Paul’s tip: Make sure you discuss an evacuation plan with family and friends who still have power in the area (check out Ready.gov for advice). This is crucial for long-term power outages, especially ones in the dead of winter or high summer so you’ll have access to heat or air conditioning.
If you’re in a power outage for the long haul, you’ll want to have a lantern for consistent lighting for lounging, reading or playing games with your family. This Coleman lantern lasts for up to 14 hours of consistent light and beams light for up to about 50 feet.
Gather or shop for insulated sleeping bags or heavy blankets for winter outages.

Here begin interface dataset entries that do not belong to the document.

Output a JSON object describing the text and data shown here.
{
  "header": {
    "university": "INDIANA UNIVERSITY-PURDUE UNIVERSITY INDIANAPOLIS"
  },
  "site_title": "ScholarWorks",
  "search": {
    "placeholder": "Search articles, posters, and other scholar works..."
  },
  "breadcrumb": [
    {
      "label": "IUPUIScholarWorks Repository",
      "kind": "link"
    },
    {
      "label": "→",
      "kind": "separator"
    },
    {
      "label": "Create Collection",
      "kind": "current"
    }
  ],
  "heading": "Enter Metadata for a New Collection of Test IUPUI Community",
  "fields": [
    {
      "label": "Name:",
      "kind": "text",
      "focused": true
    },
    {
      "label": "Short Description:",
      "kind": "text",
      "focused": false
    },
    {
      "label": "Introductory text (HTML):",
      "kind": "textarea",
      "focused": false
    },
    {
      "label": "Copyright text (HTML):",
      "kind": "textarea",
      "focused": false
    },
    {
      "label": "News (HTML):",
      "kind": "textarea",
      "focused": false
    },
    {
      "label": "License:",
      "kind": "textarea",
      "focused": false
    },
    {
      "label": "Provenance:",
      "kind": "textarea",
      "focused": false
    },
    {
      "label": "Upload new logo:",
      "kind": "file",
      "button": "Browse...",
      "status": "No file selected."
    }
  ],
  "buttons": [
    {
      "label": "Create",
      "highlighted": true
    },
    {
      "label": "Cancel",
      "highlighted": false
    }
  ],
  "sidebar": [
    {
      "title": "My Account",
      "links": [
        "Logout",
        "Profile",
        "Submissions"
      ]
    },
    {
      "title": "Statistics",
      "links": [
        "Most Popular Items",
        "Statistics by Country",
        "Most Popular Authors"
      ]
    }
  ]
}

During the nighttime, make sure to bundle up in extra layers or jacket and have the whole family cuddle up in the same room to use body heat as a heat source.
Paul’s tip: You should keep extra layers, blankets or sleeping bags in your car during the winter, too, along with a shovel, salt, sand and weather radio just to be safe.
You may be wondering…a bucket? We hate to break it to you, but this will be the way you’ll be force-flushing your toilet until your power turns back on to conserve water. Both one- or two-gallon buckets should get the job done.
While you’re stocking up on human food, don’t forget to snag your desired brand of pet food for your fur baby. It’s essential to have some extra bags on hand in case a one-day outage turns into a multiple-day event.
Just because the power’s out doesn’t mean you can’t have some fun. Whip out a deck of cards to play a round of rummy, war or solitaire—the options are endless with a simple card deck. Hide and seek, charades and shadow puppets are some other ways to pass the time.
Limiting water use also means you’ll have to use other means for keeping hands clean. Grab a few bottles of Germ-X, which kills 99.99% of germs so you know you’ll be in good hands.
Here’s a power outage essential you might not think about. Having a backup stock of prescription medications (if possible) or just keeping them within arm’s reach is essential, especially if you have to evacuate your home. You don’t want to leave without these.
Save your fancy candles for a cozier occasion. This emergency candle is better suited for power outages since it lasts for up to 115 hours. Don’t forget to gather matches or a lighter! Just make sure you’re not lighting too many candles or leaving any unattended. Here are more things you should avoid doing during a power outage.
You’ll thank yourself later for having a few battery-operated fans on hand during a summer outage. Many reviewers of this Treva fan love that it’s super quiet, making it easier to fall asleep at night. If you’re still feeling overheated, try dunking a bandana or rag into ice-cold water (from your water supply) and place it on your forehead or behind your neck.